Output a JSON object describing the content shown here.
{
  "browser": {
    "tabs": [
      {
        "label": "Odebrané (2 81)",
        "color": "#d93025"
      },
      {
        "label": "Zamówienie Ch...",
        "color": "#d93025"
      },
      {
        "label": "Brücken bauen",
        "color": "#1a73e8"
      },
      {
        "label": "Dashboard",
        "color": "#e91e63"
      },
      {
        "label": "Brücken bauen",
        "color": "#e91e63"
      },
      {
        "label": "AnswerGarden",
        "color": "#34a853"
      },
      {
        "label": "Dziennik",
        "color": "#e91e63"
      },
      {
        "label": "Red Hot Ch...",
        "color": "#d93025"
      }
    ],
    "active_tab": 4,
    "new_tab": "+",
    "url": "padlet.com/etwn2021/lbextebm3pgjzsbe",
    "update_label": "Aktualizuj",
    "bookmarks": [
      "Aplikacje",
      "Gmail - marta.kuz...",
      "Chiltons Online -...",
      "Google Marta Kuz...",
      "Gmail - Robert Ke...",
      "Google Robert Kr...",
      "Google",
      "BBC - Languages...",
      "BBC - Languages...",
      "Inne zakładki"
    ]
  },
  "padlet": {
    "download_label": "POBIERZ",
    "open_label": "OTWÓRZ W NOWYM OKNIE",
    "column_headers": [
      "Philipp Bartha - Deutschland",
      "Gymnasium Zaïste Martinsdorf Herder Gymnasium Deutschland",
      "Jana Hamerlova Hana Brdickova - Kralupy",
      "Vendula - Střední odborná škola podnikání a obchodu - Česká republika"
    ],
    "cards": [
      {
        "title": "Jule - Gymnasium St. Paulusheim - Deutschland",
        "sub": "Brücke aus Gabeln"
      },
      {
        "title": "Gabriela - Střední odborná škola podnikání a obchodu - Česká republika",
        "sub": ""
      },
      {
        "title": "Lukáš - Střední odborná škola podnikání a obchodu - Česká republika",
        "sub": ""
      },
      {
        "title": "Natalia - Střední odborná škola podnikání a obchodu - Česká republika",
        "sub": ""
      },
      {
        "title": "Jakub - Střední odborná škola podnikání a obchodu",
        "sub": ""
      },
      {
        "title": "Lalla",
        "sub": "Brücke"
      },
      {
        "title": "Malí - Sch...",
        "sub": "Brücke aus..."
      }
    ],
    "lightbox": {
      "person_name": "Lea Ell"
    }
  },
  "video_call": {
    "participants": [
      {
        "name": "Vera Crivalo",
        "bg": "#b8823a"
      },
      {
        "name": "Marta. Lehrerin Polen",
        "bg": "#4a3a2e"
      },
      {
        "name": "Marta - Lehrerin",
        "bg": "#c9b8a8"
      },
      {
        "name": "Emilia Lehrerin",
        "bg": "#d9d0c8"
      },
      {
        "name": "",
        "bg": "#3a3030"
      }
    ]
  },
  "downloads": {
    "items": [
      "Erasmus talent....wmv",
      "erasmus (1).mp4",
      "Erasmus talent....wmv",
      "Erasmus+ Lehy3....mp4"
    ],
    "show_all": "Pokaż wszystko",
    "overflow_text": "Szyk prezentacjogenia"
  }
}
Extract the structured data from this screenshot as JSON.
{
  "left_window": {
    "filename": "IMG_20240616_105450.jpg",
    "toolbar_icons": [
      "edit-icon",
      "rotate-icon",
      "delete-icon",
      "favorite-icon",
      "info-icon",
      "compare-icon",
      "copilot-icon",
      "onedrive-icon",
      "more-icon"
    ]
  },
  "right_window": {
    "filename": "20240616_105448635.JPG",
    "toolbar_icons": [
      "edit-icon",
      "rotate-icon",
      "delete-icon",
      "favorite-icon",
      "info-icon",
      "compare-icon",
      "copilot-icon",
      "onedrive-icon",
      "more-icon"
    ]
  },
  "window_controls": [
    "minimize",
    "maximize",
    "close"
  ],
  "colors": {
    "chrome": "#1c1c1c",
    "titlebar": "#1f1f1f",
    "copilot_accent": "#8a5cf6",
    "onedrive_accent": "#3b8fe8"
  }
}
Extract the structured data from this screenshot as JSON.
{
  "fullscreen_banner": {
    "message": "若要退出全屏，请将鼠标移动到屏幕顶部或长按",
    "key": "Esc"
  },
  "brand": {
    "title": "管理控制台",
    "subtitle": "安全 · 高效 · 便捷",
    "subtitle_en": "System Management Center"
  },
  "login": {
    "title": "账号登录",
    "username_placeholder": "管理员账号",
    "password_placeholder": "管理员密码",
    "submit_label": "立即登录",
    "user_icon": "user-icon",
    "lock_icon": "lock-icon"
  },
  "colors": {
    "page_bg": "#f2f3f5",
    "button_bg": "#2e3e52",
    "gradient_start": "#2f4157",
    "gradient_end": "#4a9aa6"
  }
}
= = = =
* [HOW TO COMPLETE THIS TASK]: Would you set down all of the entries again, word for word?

* [OUTPUT OF THE EXERCISE]:
Output a JSON object describing the content shown here.
{
  "browser": {
    "tabs": [
      {
        "label": "Odebrané (2 81)",
        "color": "#d93025"
      },
      {
        "label": "Zamówienie Ch...",
        "color": "#d93025"
      },
      {
        "label": "Brücken bauen",
        "color": "#1a73e8"
      },
      {
        "label": "Dashboard",
        "color": "#e91e63"
      },
      {
        "label": "Brücken bauen",
        "color": "#e91e63"
      },
      {
        "label": "AnswerGarden",
        "color": "#34a853"
      },
      {
        "label": "Dziennik",
        "color": "#e91e63"
      },
      {
        "label": "Red Hot Ch...",
        "color": "#d93025"
      }
    ],
    "active_tab": 4,
    "new_tab": "+",
    "url": "padlet.com/etwn2021/lbextebm3pgjzsbe",
    "update_label": "Aktualizuj",
    "bookmarks": [
      "Aplikacje",
      "Gmail - marta.kuz...",
      "Chiltons Online -...",
      "Google Marta Kuz...",
      "Gmail - Robert Ke...",
      "Google Robert Kr...",
      "Google",
      "BBC - Languages...",
      "BBC - Languages...",
      "Inne zakładki"
    ]
  },
  "padlet": {
    "download_label": "POBIERZ",
    "open_label": "OTWÓRZ W NOWYM OKNIE",
    "column_headers": [
      "Philipp Bartha - Deutschland",
      "Gymnasium Zaïste Martinsdorf Herder Gymnasium Deutschland",
      "Jana Hamerlova Hana Brdickova - Kralupy",
      "Vendula - Střední odborná škola podnikání a obchodu - Česká republika"
    ],
    "cards": [
      {
        "title": "Jule - Gymnasium St. Paulusheim - Deutschland",
        "sub": "Brücke aus Gabeln"
      },
      {
        "title": "Gabriela - Střední odborná škola podnikání a obchodu - Česká republika",
        "sub": ""
      },
      {
        "title": "Lukáš - Střední odborná škola podnikání a obchodu - Česká republika",
        "sub": ""
      },
      {
        "title": "Natalia - Střední odborná škola podnikání a obchodu - Česká republika",
        "sub": ""
      },
      {
        "title": "Jakub - Střední odborná škola podnikání a obchodu",
        "sub": ""
      },
      {
        "title": "Lalla",
        "sub": "Brücke"
      },
      {
        "title": "Malí - Sch...",
        "sub": "Brücke aus..."
      }
    ],
    "lightbox": {
      "person_name": "Lea Ell"
    }
  },
  "video_call": {
    "participants": [
      {
        "name": "Vera Crivalo",
        "bg": "#b8823a"
      },
      {
        "name": "Marta. Lehrerin Polen",
        "bg": "#4a3a2e"
      },
      {
        "name": "Marta - Lehrerin",
        "bg": "#c9b8a8"
      },
      {
        "name": "Emilia Lehrerin",
        "bg": "#d9d0c8"
      },
      {
        "name": "",
        "bg": "#3a3030"
      }
    ]
  },
  "downloads": {
    "items": [
      "Erasmus talent....wmv",
      "erasmus (1).mp4",
      "Erasmus talent....wmv",
      "Erasmus+ Lehy3....mp4"
    ],
    "show_all": "Pokaż wszystko",
    "overflow_text": "Szyk prezentacjogenia"
  }
}
Extract the structured data from this screenshot as JSON.
{
  "left_window": {
    "filename": "IMG_20240616_105450.jpg",
    "toolbar_icons": [
      "edit-icon",
      "rotate-icon",
      "delete-icon",
      "favorite-icon",
      "info-icon",
      "compare-icon",
      "copilot-icon",
      "onedrive-icon",
      "more-icon"
    ]
  },
  "right_window": {
    "filename": "20240616_105448635.JPG",
    "toolbar_icons": [
      "edit-icon",
      "rotate-icon",
      "delete-icon",
      "favorite-icon",
      "info-icon",
      "compare-icon",
      "copilot-icon",
      "onedrive-icon",
      "more-icon"
    ]
  },
  "window_controls": [
    "minimize",
    "maximize",
    "close"
  ],
  "colors": {
    "chrome": "#1c1c1c",
    "titlebar": "#1f1f1f",
    "copilot_accent": "#8a5cf6",
    "onedrive_accent": "#3b8fe8"
  }
}
Extract the structured data from this screenshot as JSON.
{
  "fullscreen_banner": {
    "message": "若要退出全屏，请将鼠标移动到屏幕顶部或长按",
    "key": "Esc"
  },
  "brand": {
    "title": "管理控制台",
    "subtitle": "安全 · 高效 · 便捷",
    "subtitle_en": "System Management Center"
  },
  "login": {
    "title": "账号登录",
    "username_placeholder": "管理员账号",
    "password_placeholder": "管理员密码",
    "submit_label": "立即登录",
    "user_icon": "user-icon",
    "lock_icon": "lock-icon"
  },
  "colors": {
    "page_bg": "#f2f3f5",
    "button_bg": "#2e3e52",
    "gradient_start": "#2f4157",
    "gradient_end": "#4a9aa6"
  }
}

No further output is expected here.